* _The records_

= = =

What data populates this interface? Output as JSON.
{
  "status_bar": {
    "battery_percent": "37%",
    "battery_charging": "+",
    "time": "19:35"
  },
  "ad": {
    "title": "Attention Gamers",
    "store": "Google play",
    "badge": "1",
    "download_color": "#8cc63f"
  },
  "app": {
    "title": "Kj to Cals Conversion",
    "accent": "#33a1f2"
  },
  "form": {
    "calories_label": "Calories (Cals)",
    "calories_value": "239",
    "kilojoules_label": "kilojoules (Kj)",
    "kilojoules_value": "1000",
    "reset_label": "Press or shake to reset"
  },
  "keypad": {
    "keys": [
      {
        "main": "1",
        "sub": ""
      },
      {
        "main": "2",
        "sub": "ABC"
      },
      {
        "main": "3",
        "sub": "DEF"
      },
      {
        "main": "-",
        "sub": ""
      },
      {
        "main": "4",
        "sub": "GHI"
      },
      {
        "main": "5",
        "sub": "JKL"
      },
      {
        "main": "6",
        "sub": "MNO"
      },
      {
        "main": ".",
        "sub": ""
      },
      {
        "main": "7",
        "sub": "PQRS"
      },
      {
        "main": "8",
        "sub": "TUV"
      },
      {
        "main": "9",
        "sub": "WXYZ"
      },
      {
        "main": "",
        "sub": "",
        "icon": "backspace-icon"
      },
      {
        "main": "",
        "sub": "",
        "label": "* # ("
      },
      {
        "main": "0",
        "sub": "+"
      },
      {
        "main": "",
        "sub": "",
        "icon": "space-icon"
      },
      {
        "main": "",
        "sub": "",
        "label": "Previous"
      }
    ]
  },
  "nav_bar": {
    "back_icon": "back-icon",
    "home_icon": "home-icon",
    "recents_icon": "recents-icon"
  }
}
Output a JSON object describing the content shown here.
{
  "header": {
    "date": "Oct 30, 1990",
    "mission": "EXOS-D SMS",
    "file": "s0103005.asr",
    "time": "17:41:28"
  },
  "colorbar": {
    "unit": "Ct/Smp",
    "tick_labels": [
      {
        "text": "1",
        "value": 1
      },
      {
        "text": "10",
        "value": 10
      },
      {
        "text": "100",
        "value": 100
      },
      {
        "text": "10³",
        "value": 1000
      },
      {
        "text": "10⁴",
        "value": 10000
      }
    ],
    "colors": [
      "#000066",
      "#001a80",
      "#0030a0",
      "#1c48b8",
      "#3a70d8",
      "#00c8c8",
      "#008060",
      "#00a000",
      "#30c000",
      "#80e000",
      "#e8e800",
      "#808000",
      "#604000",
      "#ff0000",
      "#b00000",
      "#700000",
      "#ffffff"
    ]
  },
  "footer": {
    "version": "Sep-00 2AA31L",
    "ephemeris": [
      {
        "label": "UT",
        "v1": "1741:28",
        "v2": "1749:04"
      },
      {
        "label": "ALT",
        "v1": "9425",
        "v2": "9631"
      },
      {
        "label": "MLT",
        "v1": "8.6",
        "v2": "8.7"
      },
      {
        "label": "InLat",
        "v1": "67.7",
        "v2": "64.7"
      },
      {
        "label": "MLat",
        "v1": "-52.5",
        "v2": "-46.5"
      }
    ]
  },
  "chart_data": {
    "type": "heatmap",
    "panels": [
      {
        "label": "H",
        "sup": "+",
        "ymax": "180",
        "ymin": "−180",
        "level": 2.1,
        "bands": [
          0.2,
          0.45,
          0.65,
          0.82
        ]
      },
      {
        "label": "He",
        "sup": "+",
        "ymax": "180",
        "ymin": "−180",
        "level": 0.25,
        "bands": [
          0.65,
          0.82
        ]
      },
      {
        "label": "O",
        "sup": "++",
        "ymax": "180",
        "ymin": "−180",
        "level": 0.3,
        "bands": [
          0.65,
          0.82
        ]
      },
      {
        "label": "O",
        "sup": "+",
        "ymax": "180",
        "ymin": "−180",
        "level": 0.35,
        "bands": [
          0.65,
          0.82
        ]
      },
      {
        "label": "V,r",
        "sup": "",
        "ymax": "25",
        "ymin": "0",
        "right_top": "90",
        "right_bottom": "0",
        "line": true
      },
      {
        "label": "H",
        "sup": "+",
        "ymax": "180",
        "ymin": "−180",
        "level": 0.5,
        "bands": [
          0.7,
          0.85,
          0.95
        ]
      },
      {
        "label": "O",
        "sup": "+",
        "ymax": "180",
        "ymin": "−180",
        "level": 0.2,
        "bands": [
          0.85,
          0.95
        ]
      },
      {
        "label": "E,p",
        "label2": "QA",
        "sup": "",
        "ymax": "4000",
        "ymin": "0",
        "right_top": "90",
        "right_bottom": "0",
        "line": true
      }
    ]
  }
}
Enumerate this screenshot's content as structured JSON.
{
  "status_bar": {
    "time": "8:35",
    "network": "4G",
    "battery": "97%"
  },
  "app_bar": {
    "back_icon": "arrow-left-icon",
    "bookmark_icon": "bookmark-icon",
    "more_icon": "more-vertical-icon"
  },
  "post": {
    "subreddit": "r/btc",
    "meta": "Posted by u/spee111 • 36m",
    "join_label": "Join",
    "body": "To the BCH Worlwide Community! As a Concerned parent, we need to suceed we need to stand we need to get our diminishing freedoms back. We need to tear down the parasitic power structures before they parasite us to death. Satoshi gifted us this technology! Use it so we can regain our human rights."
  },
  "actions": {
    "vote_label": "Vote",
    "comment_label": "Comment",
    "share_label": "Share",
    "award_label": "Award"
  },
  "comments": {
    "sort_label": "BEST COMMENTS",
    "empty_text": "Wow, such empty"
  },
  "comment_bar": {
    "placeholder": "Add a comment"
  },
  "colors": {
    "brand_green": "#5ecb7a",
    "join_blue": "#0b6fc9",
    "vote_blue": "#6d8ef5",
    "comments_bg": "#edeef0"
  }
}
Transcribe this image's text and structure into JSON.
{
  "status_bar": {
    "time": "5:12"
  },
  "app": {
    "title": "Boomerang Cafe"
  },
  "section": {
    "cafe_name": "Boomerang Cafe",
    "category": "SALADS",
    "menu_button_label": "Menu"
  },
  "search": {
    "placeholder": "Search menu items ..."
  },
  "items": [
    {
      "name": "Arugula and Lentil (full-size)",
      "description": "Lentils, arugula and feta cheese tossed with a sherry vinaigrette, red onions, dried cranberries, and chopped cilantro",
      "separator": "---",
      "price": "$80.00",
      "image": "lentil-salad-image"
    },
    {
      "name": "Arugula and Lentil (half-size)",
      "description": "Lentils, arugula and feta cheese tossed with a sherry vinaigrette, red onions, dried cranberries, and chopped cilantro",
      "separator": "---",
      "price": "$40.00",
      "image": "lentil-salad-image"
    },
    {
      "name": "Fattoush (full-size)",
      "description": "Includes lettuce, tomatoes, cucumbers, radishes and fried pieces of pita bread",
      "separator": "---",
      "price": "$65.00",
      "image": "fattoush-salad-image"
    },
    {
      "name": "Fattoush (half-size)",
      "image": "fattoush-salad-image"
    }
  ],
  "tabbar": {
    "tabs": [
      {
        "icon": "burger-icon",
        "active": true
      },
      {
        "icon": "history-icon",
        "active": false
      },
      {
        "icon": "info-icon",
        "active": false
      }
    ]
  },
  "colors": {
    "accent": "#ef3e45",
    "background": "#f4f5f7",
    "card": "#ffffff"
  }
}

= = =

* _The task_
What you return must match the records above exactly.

* _Solved problem_
What data populates this interface? Output as JSON.
{
  "status_bar": {
    "battery_percent": "37%",
    "battery_charging": "+",
    "time": "19:35"
  },
  "ad": {
    "title": "Attention Gamers",
    "store": "Google play",
    "badge": "1",
    "download_color": "#8cc63f"
  },
  "app": {
    "title": "Kj to Cals Conversion",
    "accent": "#33a1f2"
  },
  "form": {
    "calories_label": "Calories (Cals)",
    "calories_value": "239",
    "kilojoules_label": "kilojoules (Kj)",
    "kilojoules_value": "1000",
    "reset_label": "Press or shake to reset"
  },
  "keypad": {
    "keys": [
      {
        "main": "1",
        "sub": ""
      },
      {
        "main": "2",
        "sub": "ABC"
      },
      {
        "main": "3",
        "sub": "DEF"
      },
      {
        "main": "-",
        "sub": ""
      },
      {
        "main": "4",
        "sub": "GHI"
      },
      {
        "main": "5",
        "sub": "JKL"
      },
      {
        "main": "6",
        "sub": "MNO"
      },
      {
        "main": ".",
        "sub": ""
      },
      {
        "main": "7",
        "sub": "PQRS"
      },
      {
        "main": "8",
        "sub": "TUV"
      },
      {
        "main": "9",
        "sub": "WXYZ"
      },
      {
        "main": "",
        "sub": "",
        "icon": "backspace-icon"
      },
      {
        "main": "",
        "sub": "",
        "label": "* # ("
      },
      {
        "main": "0",
        "sub": "+"
      },
      {
        "main": "",
        "sub": "",
        "icon": "space-icon"
      },
      {
        "main": "",
        "sub": "",
        "label": "Previous"
      }
    ]
  },
  "nav_bar": {
    "back_icon": "back-icon",
    "home_icon": "home-icon",
    "recents_icon": "recents-icon"
  }
}
Output a JSON object describing the content shown here.
{
  "header": {
    "date": "Oct 30, 1990",
    "mission": "EXOS-D SMS",
    "file": "s0103005.asr",
    "time": "17:41:28"
  },
  "colorbar": {
    "unit": "Ct/Smp",
    "tick_labels": [
      {
        "text": "1",
        "value": 1
      },
      {
        "text": "10",
        "value": 10
      },
      {
        "text": "100",
        "value": 100
      },
      {
        "text": "10³",
        "value": 1000
      },
      {
        "text": "10⁴",
        "value": 10000
      }
    ],
    "colors": [
      "#000066",
      "#001a80",
      "#0030a0",
      "#1c48b8",
      "#3a70d8",
      "#00c8c8",
      "#008060",
      "#00a000",
      "#30c000",
      "#80e000",
      "#e8e800",
      "#808000",
      "#604000",
      "#ff0000",
      "#b00000",
      "#700000",
      "#ffffff"
    ]
  },
  "footer": {
    "version": "Sep-00 2AA31L",
    "ephemeris": [
      {
        "label": "UT",
        "v1": "1741:28",
        "v2": "1749:04"
      },
      {
        "label": "ALT",
        "v1": "9425",
        "v2": "9631"
      },
      {
        "label": "MLT",
        "v1": "8.6",
        "v2": "8.7"
      },
      {
        "label": "InLat",
        "v1": "67.7",
        "v2": "64.7"
      },
      {
        "label": "MLat",
        "v1": "-52.5",
        "v2": "-46.5"
      }
    ]
  },
  "chart_data": {
    "type": "heatmap",
    "panels": [
      {
        "label": "H",
        "sup": "+",
        "ymax": "180",
        "ymin": "−180",
        "level": 2.1,
        "bands": [
          0.2,
          0.45,
          0.65,
          0.82
        ]
      },
      {
        "label": "He",
        "sup": "+",
        "ymax": "180",
        "ymin": "−180",
        "level": 0.25,
        "bands": [
          0.65,
          0.82
        ]
      },
      {
        "label": "O",
        "sup": "++",
        "ymax": "180",
        "ymin": "−180",
        "level": 0.3,
        "bands": [
          0.65,
          0.82
        ]
      },
      {
        "label": "O",
        "sup": "+",
        "ymax": "180",
        "ymin": "−180",
        "level": 0.35,
        "bands": [
          0.65,
          0.82
        ]
      },
      {
        "label": "V,r",
        "sup": "",
        "ymax": "25",
        "ymin": "0",
        "right_top": "90",
        "right_bottom": "0",
        "line": true
      },
      {
        "label": "H",
        "sup": "+",
        "ymax": "180",
        "ymin": "−180",
        "level": 0.5,
        "bands": [
          0.7,
          0.85,
          0.95
        ]
      },
      {
        "label": "O",
        "sup": "+",
        "ymax": "180",
        "ymin": "−180",
        "level": 0.2,
        "bands": [
          0.85,
          0.95
        ]
      },
      {
        "label": "E,p",
        "label2": "QA",
        "sup": "",
        "ymax": "4000",
        "ymin": "0",
        "right_top": "90",
        "right_bottom": "0",
        "line": true
      }
    ]
  }
}
Enumerate this screenshot's content as structured JSON.
{
  "status_bar": {
    "time": "8:35",
    "network": "4G",
    "battery": "97%"
  },
  "app_bar": {
    "back_icon": "arrow-left-icon",
    "bookmark_icon": "bookmark-icon",
    "more_icon": "more-vertical-icon"
  },
  "post": {
    "subreddit": "r/btc",
    "meta": "Posted by u/spee111 • 36m",
    "join_label": "Join",
    "body": "To the BCH Worlwide Community! As a Concerned parent, we need to suceed we need to stand we need to get our diminishing freedoms back. We need to tear down the parasitic power structures before they parasite us to death. Satoshi gifted us this technology! Use it so we can regain our human rights."
  },
  "actions": {
    "vote_label": "Vote",
    "comment_label": "Comment",
    "share_label": "Share",
    "award_label": "Award"
  },
  "comments": {
    "sort_label": "BEST COMMENTS",
    "empty_text": "Wow, such empty"
  },
  "comment_bar": {
    "placeholder": "Add a comment"
  },
  "colors": {
    "brand_green": "#5ecb7a",
    "join_blue": "#0b6fc9",
    "vote_blue": "#6d8ef5",
    "comments_bg": "#edeef0"
  }
}
Transcribe this image's text and structure into JSON.
{
  "status_bar": {
    "time": "5:12"
  },
  "app": {
    "title": "Boomerang Cafe"
  },
  "section": {
    "cafe_name": "Boomerang Cafe",
    "category": "SALADS",
    "menu_button_label": "Menu"
  },
  "search": {
    "placeholder": "Search menu items ..."
  },
  "items": [
    {
      "name": "Arugula and Lentil (full-size)",
      "description": "Lentils, arugula and feta cheese tossed with a sherry vinaigrette, red onions, dried cranberries, and chopped cilantro",
      "separator": "---",
      "price": "$80.00",
      "image": "lentil-salad-image"
    },
    {
      "name": "Arugula and Lentil (half-size)",
      "description": "Lentils, arugula and feta cheese tossed with a sherry vinaigrette, red onions, dried cranberries, and chopped cilantro",
      "separator": "---",
      "price": "$40.00",
      "image": "lentil-salad-image"
    },
    {
      "name": "Fattoush (full-size)",
      "description": "Includes lettuce, tomatoes, cucumbers, radishes and fried pieces of pita bread",
      "separator": "---",
      "price": "$65.00",
      "image": "fattoush-salad-image"
    },
    {
      "name": "Fattoush (half-size)",
      "image": "fattoush-salad-image"
    }
  ],
  "tabbar": {
    "tabs": [
      {
        "icon": "burger-icon",
        "active": true
      },
      {
        "icon": "history-icon",
        "active": false
      },
      {
        "icon": "info-icon",
        "active": false
      }
    ]
  },
  "colors": {
    "accent": "#ef3e45",
    "background": "#f4f5f7",
    "card": "#ffffff"
  }
}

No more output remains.